In Jay Ulfelder’s reactions to Marc Lynch’s reflections on the Arab Uprisings, I was struck by Ulfelder’s discussion of motivated reasoning. Ulfelder’s notes a problem: “When we try to forecast politics in real time, we tend to conflate our feelings about specific events or trends with their likelihood.” I want Egypt to become democratic after Mubarak’s fall so, gasp, my deeply-informed analysis says Egypt is likely to become democratic. [Or insert your own favorite example.]
Ulfelder proposes a solution, or at least a coherent mitigation plan:
Whenever we’re formulating an analysis or prediction, we can start by ask ourselves what result we hope to see and why, and we can think about how that desire might relate to the conclusions we’re reaching. We can try to imagine how someone with different motivations might view the same situation, or just seek out examples of those alternative views. Finally, we can weight or adjust our own analysis accordingly. Basically, we can try to replicate in our own analysis what “wisdom of crowds” systems do to great effect on a larger scale. This exercise can’t fully escape the cognitive traps to which it responds, but I think it can at least mitigate their influence.
But what if the extrinsic motivation is the main guide to how we select or interpret the factors that point us toward our conclusion? In any given political situation, scholars can point to a myriad of factors or draw on a wide range of historical precedents.

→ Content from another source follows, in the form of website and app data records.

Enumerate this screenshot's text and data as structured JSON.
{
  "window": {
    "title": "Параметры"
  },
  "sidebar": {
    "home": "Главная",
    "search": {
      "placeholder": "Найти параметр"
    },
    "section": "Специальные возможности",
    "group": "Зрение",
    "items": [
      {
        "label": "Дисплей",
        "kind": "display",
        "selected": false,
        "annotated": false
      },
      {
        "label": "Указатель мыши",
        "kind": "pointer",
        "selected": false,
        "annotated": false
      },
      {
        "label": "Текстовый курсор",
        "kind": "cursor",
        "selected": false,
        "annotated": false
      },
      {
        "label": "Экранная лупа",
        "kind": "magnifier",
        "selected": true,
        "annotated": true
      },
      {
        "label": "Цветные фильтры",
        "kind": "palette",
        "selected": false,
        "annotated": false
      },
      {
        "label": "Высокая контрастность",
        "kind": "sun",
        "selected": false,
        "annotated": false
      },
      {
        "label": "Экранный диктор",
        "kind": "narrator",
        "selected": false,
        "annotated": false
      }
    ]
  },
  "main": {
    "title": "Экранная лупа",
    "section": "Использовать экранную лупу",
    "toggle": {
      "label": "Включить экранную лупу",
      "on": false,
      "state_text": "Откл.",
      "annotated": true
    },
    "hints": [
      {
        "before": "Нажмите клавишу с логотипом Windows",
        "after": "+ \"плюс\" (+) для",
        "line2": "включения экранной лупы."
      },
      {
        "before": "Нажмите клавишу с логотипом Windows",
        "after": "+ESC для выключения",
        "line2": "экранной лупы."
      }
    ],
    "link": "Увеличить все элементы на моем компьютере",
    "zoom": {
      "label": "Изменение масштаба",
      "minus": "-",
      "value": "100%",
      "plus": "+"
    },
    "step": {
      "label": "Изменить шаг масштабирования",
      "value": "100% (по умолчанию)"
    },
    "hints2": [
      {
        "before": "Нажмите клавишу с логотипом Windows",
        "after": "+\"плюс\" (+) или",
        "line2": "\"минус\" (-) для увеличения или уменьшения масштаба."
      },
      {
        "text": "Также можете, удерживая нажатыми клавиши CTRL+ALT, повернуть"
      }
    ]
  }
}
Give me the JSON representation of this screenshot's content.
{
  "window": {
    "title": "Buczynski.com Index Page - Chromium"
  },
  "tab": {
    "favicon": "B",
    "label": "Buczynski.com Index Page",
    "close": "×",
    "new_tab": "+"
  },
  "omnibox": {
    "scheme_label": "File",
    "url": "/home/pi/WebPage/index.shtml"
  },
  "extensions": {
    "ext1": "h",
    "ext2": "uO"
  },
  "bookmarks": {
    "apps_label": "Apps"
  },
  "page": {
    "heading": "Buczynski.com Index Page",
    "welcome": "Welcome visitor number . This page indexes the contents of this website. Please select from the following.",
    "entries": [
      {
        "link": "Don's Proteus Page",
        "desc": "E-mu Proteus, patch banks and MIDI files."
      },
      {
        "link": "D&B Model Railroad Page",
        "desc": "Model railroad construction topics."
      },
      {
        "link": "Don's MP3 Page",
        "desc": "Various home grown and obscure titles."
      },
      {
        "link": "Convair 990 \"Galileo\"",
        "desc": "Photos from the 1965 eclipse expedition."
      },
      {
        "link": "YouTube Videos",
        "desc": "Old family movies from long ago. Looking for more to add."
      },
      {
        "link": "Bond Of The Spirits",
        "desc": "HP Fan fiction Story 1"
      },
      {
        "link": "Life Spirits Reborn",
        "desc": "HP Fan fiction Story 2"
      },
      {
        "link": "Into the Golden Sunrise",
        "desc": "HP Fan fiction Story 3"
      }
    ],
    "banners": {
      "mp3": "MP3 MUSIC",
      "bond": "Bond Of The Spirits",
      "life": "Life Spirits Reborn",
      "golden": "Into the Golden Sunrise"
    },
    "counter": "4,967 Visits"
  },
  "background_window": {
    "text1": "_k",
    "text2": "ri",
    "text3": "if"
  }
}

How do we know which tradition is most relevant and which variables to consult? If we want the process to conclude with democracy, that suggests a certain way of looking at the problem.
In other words, maybe the scientific (analytical) process is hopelessly tainted by our own preferences and hopes. Perhaps “feelings” and analytic outcomes co-vary more than we like to admit.